Choice Means Everything to Readers
- Grades: 6–8
I have found that letting middle school students passionately pursue their interests with independent reading is the best way to hook them on print or e-books. Last year a seventh grade girl said she would read only if I could find books about vampires. She had exhausted the few books in her school’s library, so I raided our area public library and my personal collection and found five books about vampires that she could read at school during independent reading time. Shocked and pleased that I had heard her request and took the time to locate books she might enjoy, this student immersed herself in the world of vampires during class and at home. Enthusiasm radiated from her book talks, and eventually, she branched out to reading realistic fiction and short stories that her peers recommended. Sometimes we feel obliged to have students read materials that parents, districts, and the Common Core feel are acceptable choices.
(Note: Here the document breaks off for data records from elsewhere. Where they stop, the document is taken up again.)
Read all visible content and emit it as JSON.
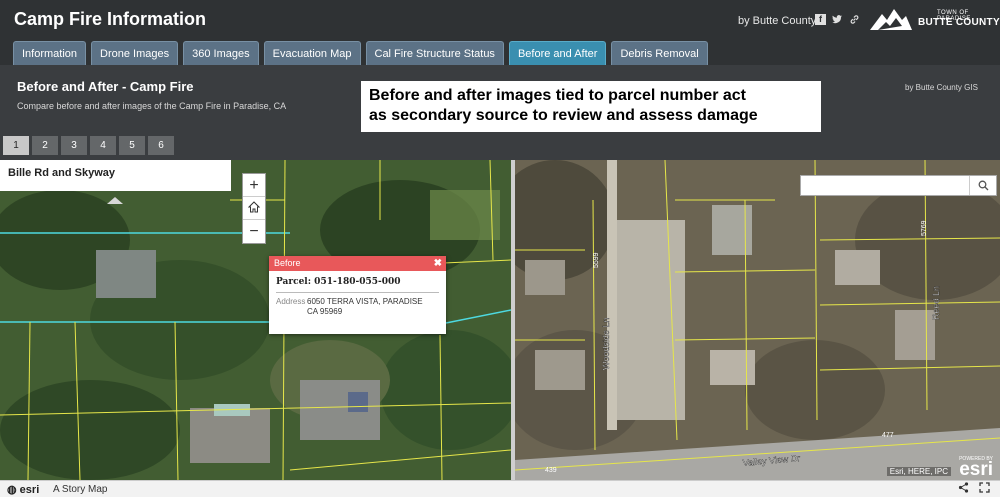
{
  "header": {
    "title": "Camp Fire Information",
    "byline": "by Butte County",
    "social_icons": [
      "facebook-icon",
      "twitter-icon",
      "link-icon"
    ],
    "logo": {
      "small": "TOWN OF PARADISE",
      "big": "BUTTE COUNTY"
    },
    "tabs": [
      {
        "label": "Information",
        "active": false
      },
      {
        "label": "Drone Images",
        "active": false
      },
      {
        "label": "360 Images",
        "active": false
      },
      {
        "label": "Evacuation Map",
        "active": false
      },
      {
        "label": "Cal Fire Structure Status",
        "active": false
      },
      {
        "label": "Before and After",
        "active": true
      },
      {
        "label": "Debris Removal",
        "active": false
      }
    ]
  },
  "subheader": {
    "title": "Before and After - Camp Fire",
    "description": "Compare before and after images of the Camp Fire in Paradise, CA",
    "credit": "by Butte County GIS",
    "callout_line1": "Before and after images tied to parcel number act",
    "callout_line2": "as secondary source to review and assess damage",
    "pages": [
      "1",
      "2",
      "3",
      "4",
      "5",
      "6"
    ],
    "active_page": "1"
  },
  "map": {
    "location_label": "Bille Rd and Skyway",
    "zoom_in": "+",
    "zoom_out": "−",
    "popup": {
      "title": "Before",
      "close": "✖",
      "parcel": "Parcel: 051-180-055-000",
      "address_label": "Address",
      "address_value": "6050 TERRA VISTA, PARADISE CA 95969"
    },
    "search_placeholder": "",
    "street_labels": [
      "Woodside Ln",
      "Valley View Dr",
      "Reed Ln",
      "5599",
      "5769",
      "439",
      "477"
    ],
    "attribution": "Esri, HERE, IPC",
    "esri_powered": "POWERED BY",
    "esri_word": "esri"
  },
  "footer": {
    "brand": "esri",
    "text": "A Story Map"
  },
  "colors": {
    "header_bg": "#2f3234",
    "tab_bg": "#5c7286",
    "tab_active": "#3a8fb0",
    "popup_header": "#e8585a",
    "parcel_lines": "#e6e64a",
    "cyan_lines": "#4dd9e0"
  }
}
However, I find that letting students use topics they love to turn them onto reading is a great way to go. It sure worked for me; I read Wonder Woman comics and True Confessions magazines in eighth grade and can and love to read as an adult! We are teaching 21st century kids who crave edgy topics and have interests and passions they care about and usually pursue outside of school if districts don’t sanction and honor student choices.
Let me know how you feel about developing students’ personal reading lives through choice and honoring their intense interests—as long as the materials are acceptable in a middle school classroom.